Disc brakes are making ever-more appearances on road bikes, but they’ve been pretty common on drop-bar commuter bikes for a while now. And they make sense.
- Highs: Tough and capable all-rounder
- Lows: No rear rack mounts
In the case of the Tifosi, the braking is good, though not noticeably better than a good set of callipers, but the wheels’ lifespan will be much better, without the rims being ground down on a daily basis. The rest of the kit’s pretty tough, too, and should survive the rough and tumble of commuting or the occasional off-road outing.
It’s a cyclocross-meets-commuting machine, but we think it’ll see more use as the latter
It’s nominally a ’cross bike, but we think this will get in more miles in the city than in competitive outings. It’s got front and rear mudguard eyelets (with clearance) but the lack of rear rack bosses is a bit of a surprise for an otherwise capable tourer.

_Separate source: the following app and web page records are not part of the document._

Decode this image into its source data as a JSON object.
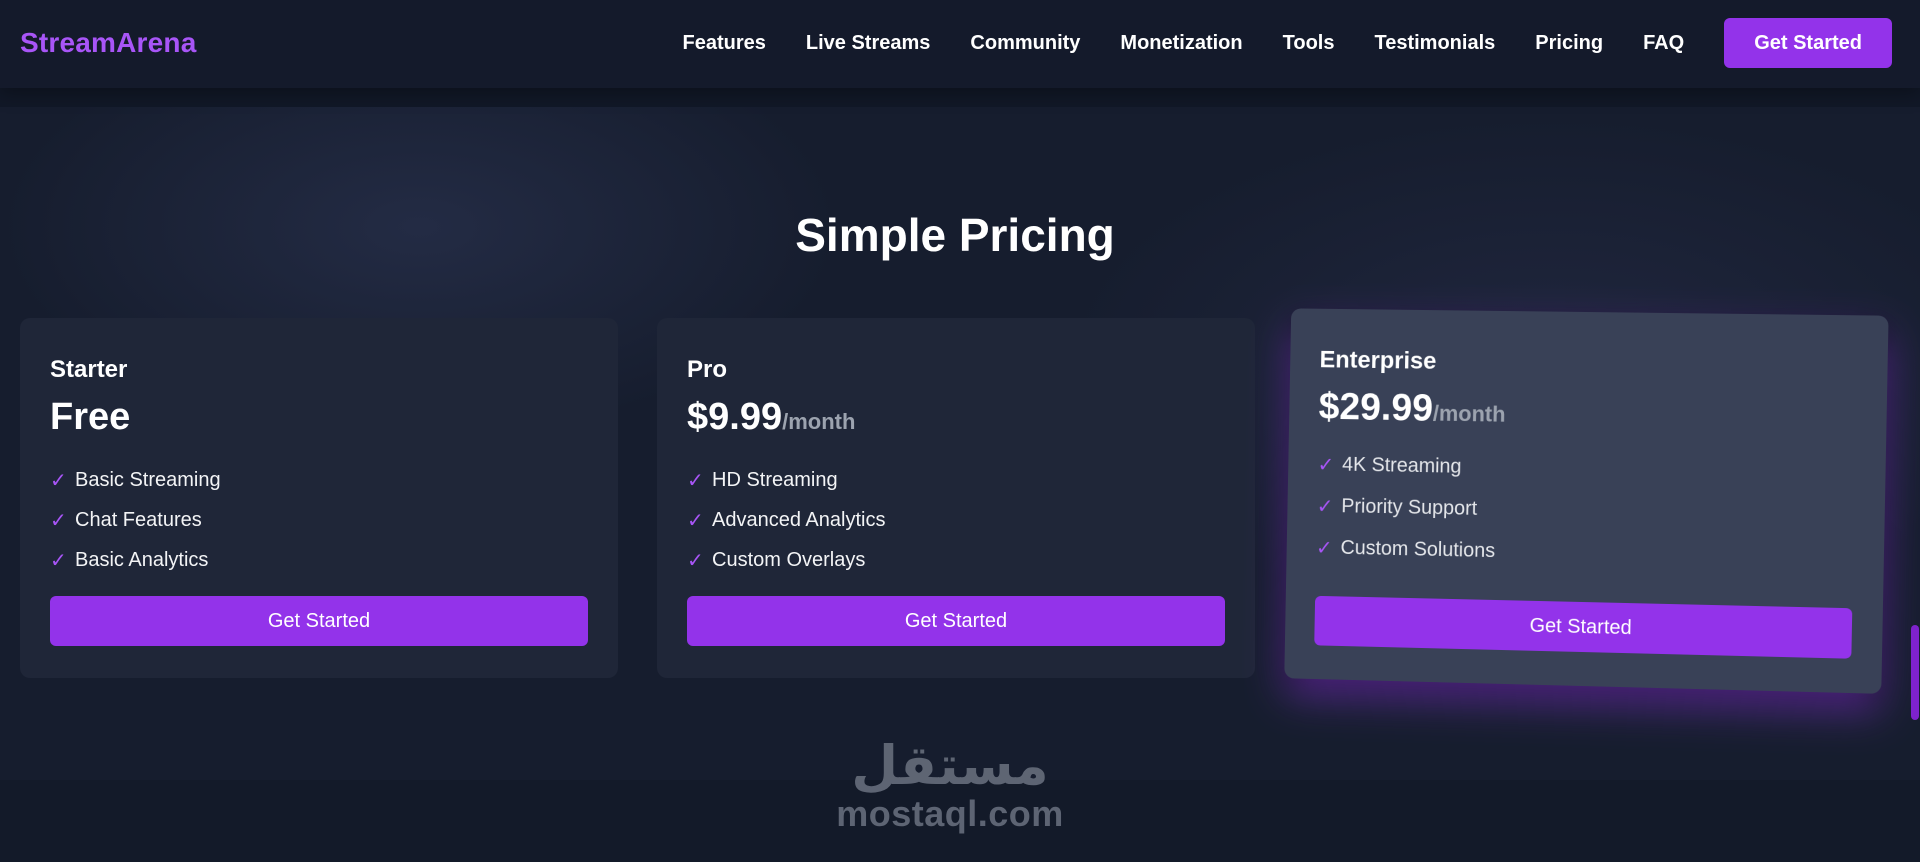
{
  "header": {
    "brand": "StreamArena",
    "nav": [
      "Features",
      "Live Streams",
      "Community",
      "Monetization",
      "Tools",
      "Testimonials",
      "Pricing",
      "FAQ"
    ],
    "cta_label": "Get Started"
  },
  "pricing": {
    "title": "Simple Pricing",
    "plans": [
      {
        "name": "Starter",
        "price": "Free",
        "period": "",
        "features": [
          "Basic Streaming",
          "Chat Features",
          "Basic Analytics"
        ],
        "button": "Get Started"
      },
      {
        "name": "Pro",
        "price": "$9.99",
        "period": "/month",
        "features": [
          "HD Streaming",
          "Advanced Analytics",
          "Custom Overlays"
        ],
        "button": "Get Started"
      },
      {
        "name": "Enterprise",
        "price": "$29.99",
        "period": "/month",
        "features": [
          "4K Streaming",
          "Priority Support",
          "Custom Solutions"
        ],
        "button": "Get Started"
      }
    ],
    "check_glyph": "✓"
  },
  "watermark": {
    "arabic": "مستقل",
    "latin": "mostaql.com"
  },
  "colors": {
    "accent": "#9333ea",
    "brand": "#a855f7",
    "background": "#161d2e",
    "card": "#1f2638",
    "card_highlight": "#394157"
  }
}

The tyres are okay on the road, and great on tracks and rough stuff, though we’d go for slicker, lighter rubber if we were purely riding on tarmac.
The compact gearing is well suited to commuting and the Forte’s real strength is as a tough city bike. It has come down in price too, and we’d consider getting some cross-top brake levers for heads-up city riding with the money saved on what is a good value all-rounder.
|Name||CK6 Forte (14)|
|Brakes||Tektro Lyra mechanical disc|
|Wheelset||Shimano M525 hubs, Weinmann rims|
|Saddle||Selle Italia X1|
|Rear Tyre||33mm Schwalbe Racing Ralph|
|Rear Hub||Shimano M525|
|Front Tyre||33mm Schwalbe Racing Ralph|
|Front Hub||Shimano M525|
|Frame Material||6061 aluminium|
|Frame size tested||L|